The smartphone industry is viciously competitive. Unless you have the brand cache of Apple or OnePlus or your next flagship manages to tick more checkboxes than anyone else's flagship released last week, the chances of survival or staying relevant are very slim.
Another reason might have to do with one of the worst downturns faced by the global smartphone industry. According to US research company IDC, worldwide shipments are expected to be around 1.3 billion units, a decline for the third straight year in 2019 for the highly saturated market.
Just ask Sony, which in its earnings report published recently, revealed grim news for Xperia fans as its mobile communication segment reported a "significant decrease in smartphone unit sales."
To prevent further damage, the company is going the usual route of saving costs by downsizing. According to an estimate from Nikkei, by March 2020 Sony will see 2,000 job cuts from 4,000 employees in its smartphone segment. Some of these affected employees in Japan will be shifted to other divisions while those from Europe and China will be offered voluntary retirement. Sony also plans to limit its smartphone sales operations in Southeast Asia to focus on Europe and East Asia.
Sony's Xperia brand of phones does have a niche following but brand loyalty won't be enough to keep its mobile business afloat. The company frequently churns out average phones and even its premium flagship devices are refreshed every six months that are good all rounders but don't seem to have a USP, and the novelty of owning one wears off quickly when its replacement is right around the corner.
The company's recent offerings, the tall and narrow 21:9 Xperia 10 series and the soon to be released Xperia 1, pale in comparison to the risky but exciting foldable screen efforts from Samsung and Huawei or even the traditional flagships from these smartphone giants.

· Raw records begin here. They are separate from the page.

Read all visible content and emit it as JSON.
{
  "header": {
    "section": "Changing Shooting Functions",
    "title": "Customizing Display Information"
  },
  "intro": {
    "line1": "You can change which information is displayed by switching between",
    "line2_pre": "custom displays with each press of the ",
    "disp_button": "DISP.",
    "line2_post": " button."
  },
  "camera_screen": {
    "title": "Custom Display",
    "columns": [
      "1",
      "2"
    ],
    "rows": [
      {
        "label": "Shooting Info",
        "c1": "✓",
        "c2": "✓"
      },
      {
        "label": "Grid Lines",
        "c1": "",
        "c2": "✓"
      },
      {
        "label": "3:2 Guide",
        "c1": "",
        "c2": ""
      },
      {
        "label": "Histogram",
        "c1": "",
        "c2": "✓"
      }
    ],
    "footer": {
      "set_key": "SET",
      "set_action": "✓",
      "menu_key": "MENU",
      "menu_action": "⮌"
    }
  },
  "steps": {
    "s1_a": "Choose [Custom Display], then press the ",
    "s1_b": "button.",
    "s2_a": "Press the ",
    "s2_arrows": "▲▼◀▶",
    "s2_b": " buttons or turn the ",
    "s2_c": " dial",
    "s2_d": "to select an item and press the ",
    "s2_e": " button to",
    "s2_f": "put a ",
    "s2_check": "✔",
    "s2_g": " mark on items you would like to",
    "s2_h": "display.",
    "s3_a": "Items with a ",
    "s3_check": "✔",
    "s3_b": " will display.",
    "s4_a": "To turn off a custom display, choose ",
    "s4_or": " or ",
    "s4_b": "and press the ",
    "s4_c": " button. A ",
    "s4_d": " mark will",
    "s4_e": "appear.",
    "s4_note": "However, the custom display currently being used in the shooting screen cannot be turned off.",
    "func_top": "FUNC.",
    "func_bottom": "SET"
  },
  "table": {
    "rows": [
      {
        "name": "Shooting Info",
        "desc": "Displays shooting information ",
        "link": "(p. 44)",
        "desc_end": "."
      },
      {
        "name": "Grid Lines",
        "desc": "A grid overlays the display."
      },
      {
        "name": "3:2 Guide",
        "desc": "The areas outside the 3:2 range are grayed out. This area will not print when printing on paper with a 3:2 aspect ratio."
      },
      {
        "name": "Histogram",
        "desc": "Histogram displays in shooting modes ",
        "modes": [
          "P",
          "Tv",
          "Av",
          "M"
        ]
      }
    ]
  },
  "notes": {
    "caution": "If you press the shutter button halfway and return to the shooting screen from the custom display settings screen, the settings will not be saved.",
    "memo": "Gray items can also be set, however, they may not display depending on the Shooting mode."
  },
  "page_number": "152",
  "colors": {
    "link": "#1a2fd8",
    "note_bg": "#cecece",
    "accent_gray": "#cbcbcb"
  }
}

If this trend continues, Sony may end up selling its mobile division like it did with its PC business VAIO years ago or shut it down altogether considering it's the only division left making losses for the company.